* _Aim of the task_
Report back every line in the data that includes the string "name".

[Entries from a dataset of interfaces]
_ _ _

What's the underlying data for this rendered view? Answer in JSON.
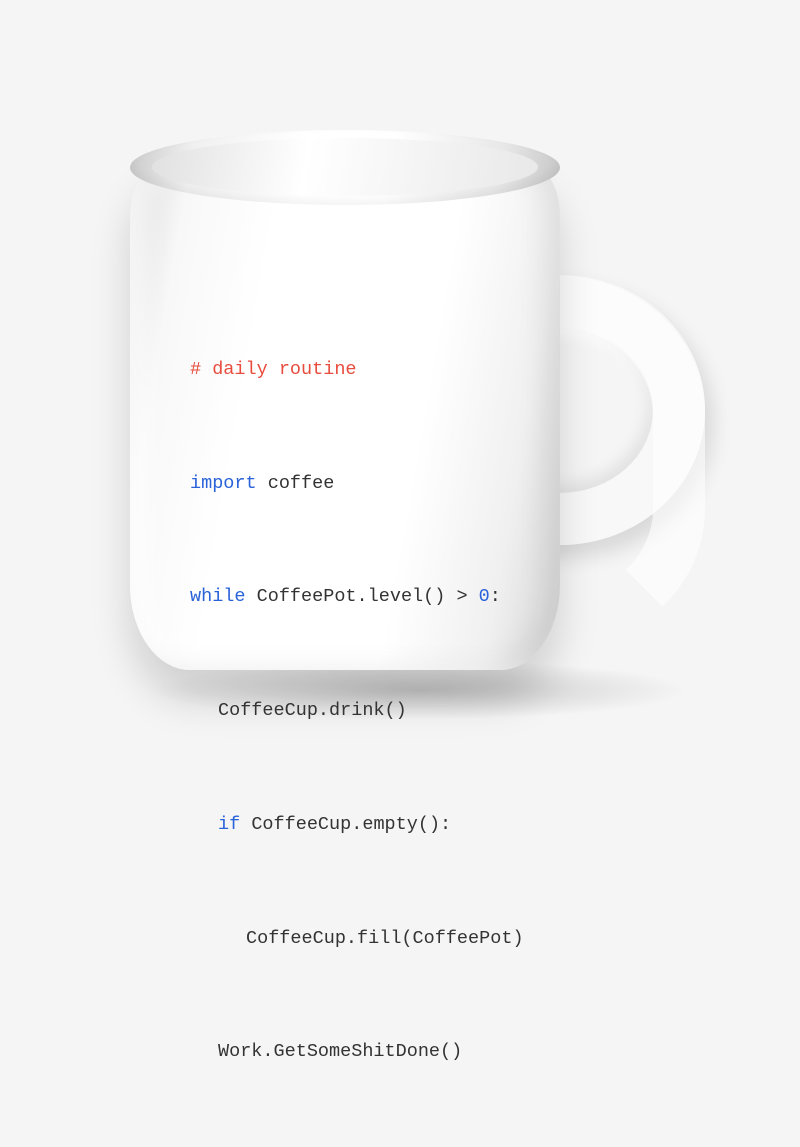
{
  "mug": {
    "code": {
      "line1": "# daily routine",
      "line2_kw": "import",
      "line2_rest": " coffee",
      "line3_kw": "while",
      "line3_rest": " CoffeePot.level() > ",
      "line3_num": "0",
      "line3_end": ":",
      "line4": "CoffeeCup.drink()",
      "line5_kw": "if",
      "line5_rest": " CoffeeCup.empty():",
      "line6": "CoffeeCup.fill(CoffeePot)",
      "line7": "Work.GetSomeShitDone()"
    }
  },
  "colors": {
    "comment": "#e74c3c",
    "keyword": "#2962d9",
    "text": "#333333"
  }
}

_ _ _

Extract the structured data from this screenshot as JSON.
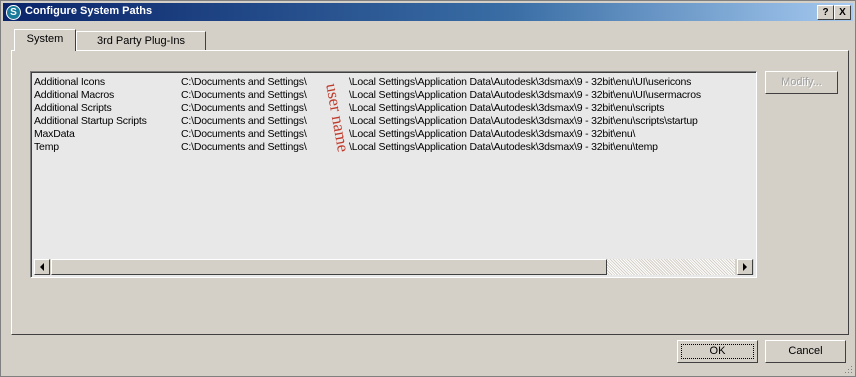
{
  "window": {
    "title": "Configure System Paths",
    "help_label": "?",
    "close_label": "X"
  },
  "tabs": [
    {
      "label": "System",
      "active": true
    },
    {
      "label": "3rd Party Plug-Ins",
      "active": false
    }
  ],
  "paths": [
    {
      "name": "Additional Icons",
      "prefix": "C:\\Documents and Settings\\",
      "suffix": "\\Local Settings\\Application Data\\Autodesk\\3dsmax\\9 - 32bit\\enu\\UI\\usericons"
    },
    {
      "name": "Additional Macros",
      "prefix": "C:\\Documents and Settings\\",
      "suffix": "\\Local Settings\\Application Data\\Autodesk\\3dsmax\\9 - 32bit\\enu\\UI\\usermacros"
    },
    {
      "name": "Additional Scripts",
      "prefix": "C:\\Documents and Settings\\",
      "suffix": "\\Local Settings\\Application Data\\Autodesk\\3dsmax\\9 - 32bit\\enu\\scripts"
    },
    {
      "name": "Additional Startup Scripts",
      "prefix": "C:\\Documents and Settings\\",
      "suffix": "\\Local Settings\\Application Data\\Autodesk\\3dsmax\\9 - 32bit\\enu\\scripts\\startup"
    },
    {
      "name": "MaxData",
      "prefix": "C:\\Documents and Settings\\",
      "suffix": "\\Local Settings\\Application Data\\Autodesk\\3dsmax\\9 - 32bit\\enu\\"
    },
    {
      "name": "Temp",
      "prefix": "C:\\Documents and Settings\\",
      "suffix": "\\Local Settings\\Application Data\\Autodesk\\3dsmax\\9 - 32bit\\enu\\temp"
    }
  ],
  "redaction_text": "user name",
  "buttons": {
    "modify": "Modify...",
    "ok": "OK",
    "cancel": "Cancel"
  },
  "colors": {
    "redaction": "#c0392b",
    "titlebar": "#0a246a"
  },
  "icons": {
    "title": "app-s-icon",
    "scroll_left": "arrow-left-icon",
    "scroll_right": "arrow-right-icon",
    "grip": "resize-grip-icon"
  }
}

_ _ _

* _Task result_
      "name": "Additional Icons",
      "name": "Additional Macros",
      "name": "Additional Scripts",
      "name": "Additional Startup Scripts",
      "name": "MaxData",
      "name": "Temp",
  "redaction_text": "user name",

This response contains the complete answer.